Editor's note: This column was authored by Ross Marchand.
To say the least, America has a complicated relationship with its past. Hundreds of Confederate monuments dot town squares, mountains, and prominently-placed paintings, and recent tussles show we still have no idea how to deal with them. Dallas’s Confederate War Memorial (near City Hall) was recently deemed by the City Council as “non-contributing to the historic overlay district” in which it resides, and will probably be removed soon—at a cost of half-a-million dollars. Soon, one of Winston-Salem’s most prominent Confederate statues will also come down, amidst “public safety” concerns cited by Mayor Allen Joines.
To the majority of Americans whose families came to this country under four generations ago, the constant tug-of-war over Civil War monuments can feel bizarre. A drab statue of a bearded man in a hat may fill one passerby with pride, and the next with dread and racial terror. I’m a descendant of Ukrainian immigrants, and this particular American fight feels just foreign enough to be familiar.

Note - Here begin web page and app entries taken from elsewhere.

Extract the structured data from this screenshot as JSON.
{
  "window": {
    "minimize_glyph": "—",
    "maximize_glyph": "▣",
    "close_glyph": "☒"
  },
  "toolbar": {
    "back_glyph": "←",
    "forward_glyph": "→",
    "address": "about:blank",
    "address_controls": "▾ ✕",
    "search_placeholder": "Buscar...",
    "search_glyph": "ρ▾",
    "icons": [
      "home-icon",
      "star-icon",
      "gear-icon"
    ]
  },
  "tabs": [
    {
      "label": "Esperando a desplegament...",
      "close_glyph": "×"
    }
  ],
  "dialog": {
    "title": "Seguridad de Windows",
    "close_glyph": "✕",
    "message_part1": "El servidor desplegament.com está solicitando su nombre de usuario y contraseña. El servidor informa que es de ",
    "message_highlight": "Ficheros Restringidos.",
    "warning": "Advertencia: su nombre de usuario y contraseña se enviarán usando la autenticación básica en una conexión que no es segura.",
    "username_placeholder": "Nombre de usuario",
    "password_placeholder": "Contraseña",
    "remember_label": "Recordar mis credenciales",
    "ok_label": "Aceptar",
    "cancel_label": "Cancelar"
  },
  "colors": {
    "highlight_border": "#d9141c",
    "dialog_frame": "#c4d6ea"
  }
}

Most Ukrainians, of course, wouldn’t react much to the old Confederate battle-flag or the sculpted likeness of General Robert E. Lee, but they would respond strongly to the hammer-and-sickle—the oppressive symbol of an occupying power that stymied the country for more than 70 years. To most Americans, the phrase “red terror” alludes to the fear and paranoia that gripped many citizens and politicians at the height of the Cold War. But to the citizens (and descendants) of countries behind the Iron Curtain, red terror made it all-but-impossible to get bread on the table, land a decent job, and speak your mind.
Residents are reminded of that era every day, as I saw a few years ago when I visited my ancestral country. The Soviet-era Motherland Monument stands more than 300 feet and looms over the capital of Kiev, featuring a brazen she-warrior hoisting a shield emblazoned with the dreaded hammer-and-sickle. Given the sheer size of the monument and relatively recent nature of Soviet atrocities, it may seem surprising that the statue remains erect. But, Ukraine took advantage of a sore subject in order to make history relevant to modern viewers.

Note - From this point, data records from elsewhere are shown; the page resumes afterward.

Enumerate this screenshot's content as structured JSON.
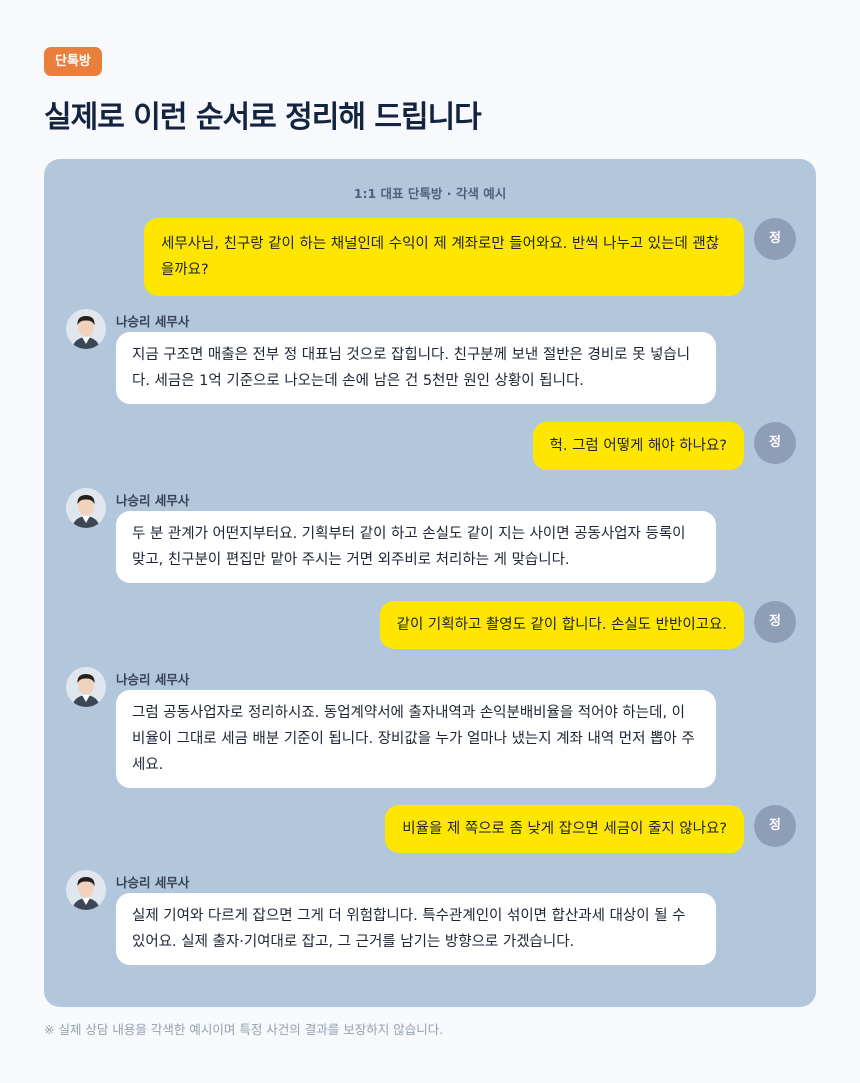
{
  "badge": "단톡방",
  "title": "실제로 이런 순서로 정리해 드립니다",
  "chat": {
    "caption": "1:1 대표 단톡방 · 각색 예시",
    "user_initial": "정",
    "bot_name": "나승리 세무사",
    "messages": [
      {
        "from": "user",
        "text": "세무사님, 친구랑 같이 하는 채널인데 수익이 제 계좌로만 들어와요. 반씩 나누고 있는데 괜찮을까요?"
      },
      {
        "from": "bot",
        "text": "지금 구조면 매출은 전부 정 대표님 것으로 잡힙니다. 친구분께 보낸 절반은 경비로 못 넣습니다. 세금은 1억 기준으로 나오는데 손에 남은 건 5천만 원인 상황이 됩니다."
      },
      {
        "from": "user",
        "text": "헉. 그럼 어떻게 해야 하나요?"
      },
      {
        "from": "bot",
        "text": "두 분 관계가 어떤지부터요. 기획부터 같이 하고 손실도 같이 지는 사이면 공동사업자 등록이 맞고, 친구분이 편집만 맡아 주시는 거면 외주비로 처리하는 게 맞습니다."
      },
      {
        "from": "user",
        "text": "같이 기획하고 촬영도 같이 합니다. 손실도 반반이고요."
      },
      {
        "from": "bot",
        "text": "그럼 공동사업자로 정리하시죠. 동업계약서에 출자내역과 손익분배비율을 적어야 하는데, 이 비율이 그대로 세금 배분 기준이 됩니다. 장비값을 누가 얼마나 냈는지 계좌 내역 먼저 뽑아 주세요."
      },
      {
        "from": "user",
        "text": "비율을 제 쪽으로 좀 낮게 잡으면 세금이 줄지 않나요?"
      },
      {
        "from": "bot",
        "text": "실제 기여와 다르게 잡으면 그게 더 위험합니다. 특수관계인이 섞이면 합산과세 대상이 될 수 있어요. 실제 출자·기여대로 잡고, 그 근거를 남기는 방향으로 가겠습니다."
      }
    ]
  },
  "disclaimer": "※ 실제 상담 내용을 각색한 예시이며 특정 사건의 결과를 보장하지 않습니다.",
  "colors": {
    "badge": "#ea7f3c",
    "panel": "#b2c7db",
    "user_bubble": "#ffe600",
    "bot_bubble": "#ffffff",
    "user_avatar": "#8d9eb6",
    "title": "#14233f"
  }
}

When residents and tourists climb up the hill to the plateau of the statue, they’re greeted by plaques and tanks that attest to recent Russian provocations in eastern Ukraine. The museum at the base of the statue is no longer a conduit for Soviet propaganda, but instead a discussion of Russian interference. Exhibits extolling the brave Russian troops in the aftermath of the “Great Patriotic War” against the Nazis have largely been replaced by testaments to Russian imperialism—then and now.
This is a far more powerful indictment than tearing down the memories. Sweeping history under the rug and hoping that people will forget about the statues, associated removals, and all of the ugly debate in between. What if American cities offered plaques and galleries close to major monuments bringing the “Lost Cause” depictions into the 21st century?

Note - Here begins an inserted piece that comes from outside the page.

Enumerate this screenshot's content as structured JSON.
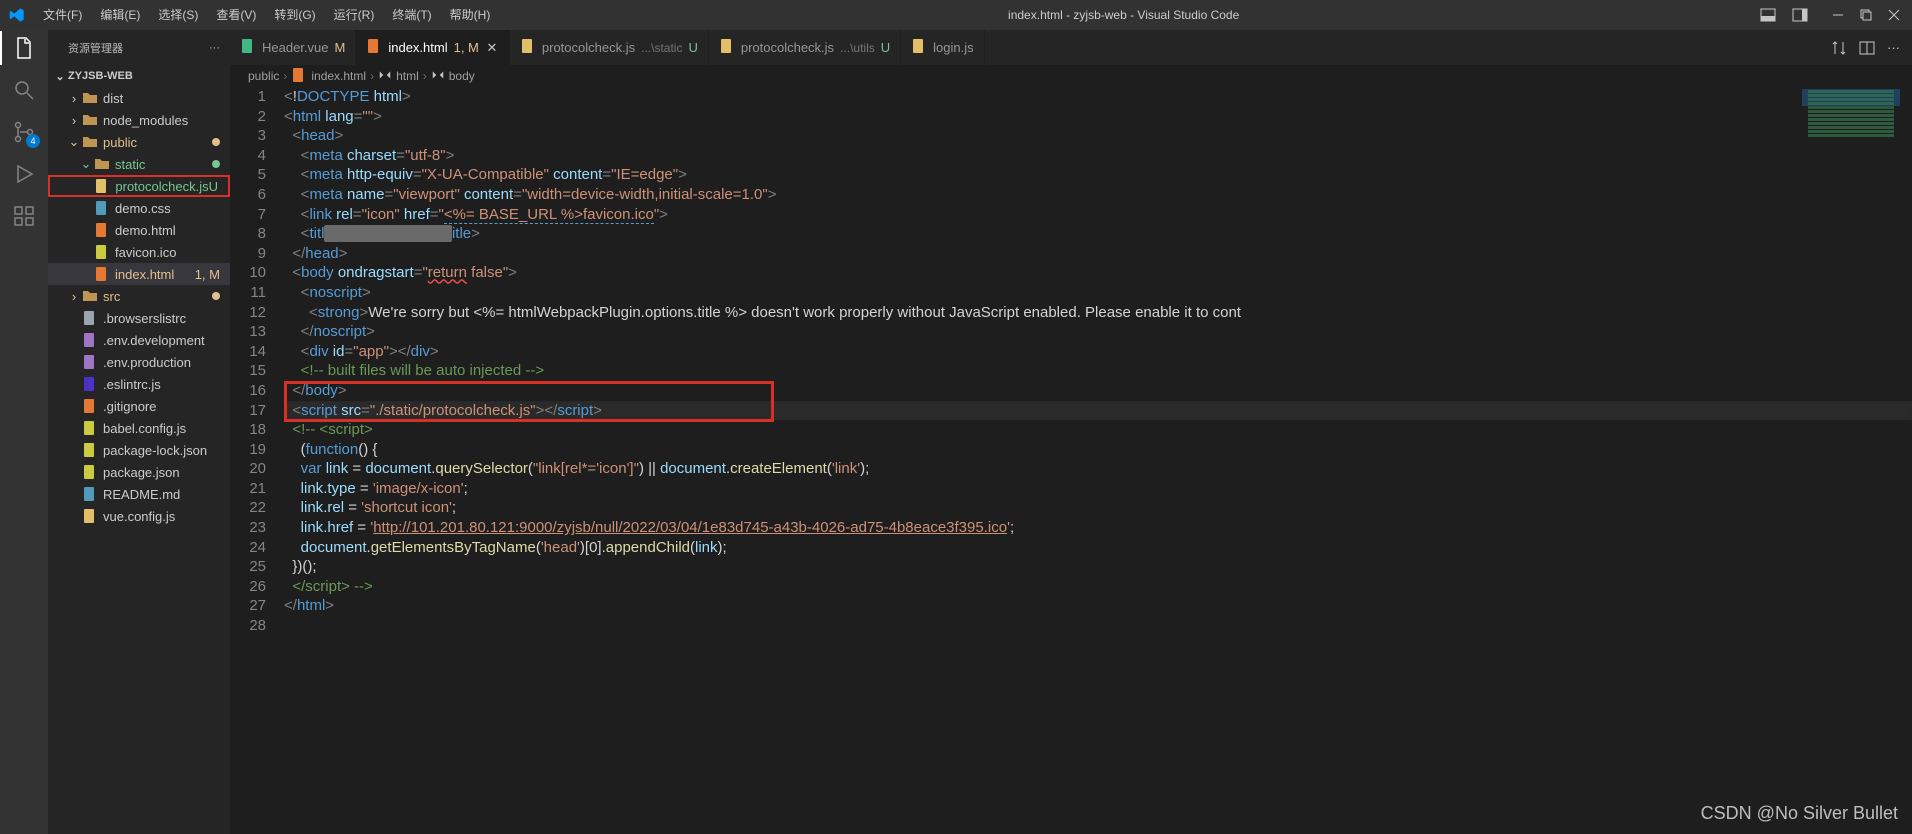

The impression that most Southerners have of General Lee, for instance, is hard to reconcile with what historians know today about the man. As it turns out, the brilliant tactician was also likely a cruel slave owner that “encouraged his overseers to severely beat slaves captured after trying to escape” according to historical records. A written explanation and/or gallery can capture this complexity far better than a blunt opportunistic removal by a city government.
Contextualizing the Lost Cause is not without precedent. In fact, one of Atlanta’s biggest monuments to the Confederate effort has been brilliantly retouched — and re-explained — to an eager public. The Atlantic contributor Daniel Judt explains how the giant mural known as the Atlanta Cyclorama is being used by historians and the city to tell the story of how mythology has enveloped Americans’ view of the Civil War. Visitors to the Atlanta History Center are treated to a “myths of the Civil War” exhibit before seeing the Cyclorama, as well as a film discussing how the mural has meant different things to different people at different times.
These sorts of nuanced explanations are befitting for an American public told many different things about our strange story. But the experience of other places in coming to terms with their bloodied pasts shows better ways to deal with these issues. Moving forward, Dallas and Winston-Salem should take a page from Kiev and Atlanta in finding a place for the past in the present. Removing these statues only adds intrigue to historical figures that don’t deserve to be whitewashed into oblivion. 154 years after the last shot was fired, America can finally make itself whole again—but first, it must come to terms with, not bury, it’s complicated past.
Ross Marchand is a Young Voices contributor.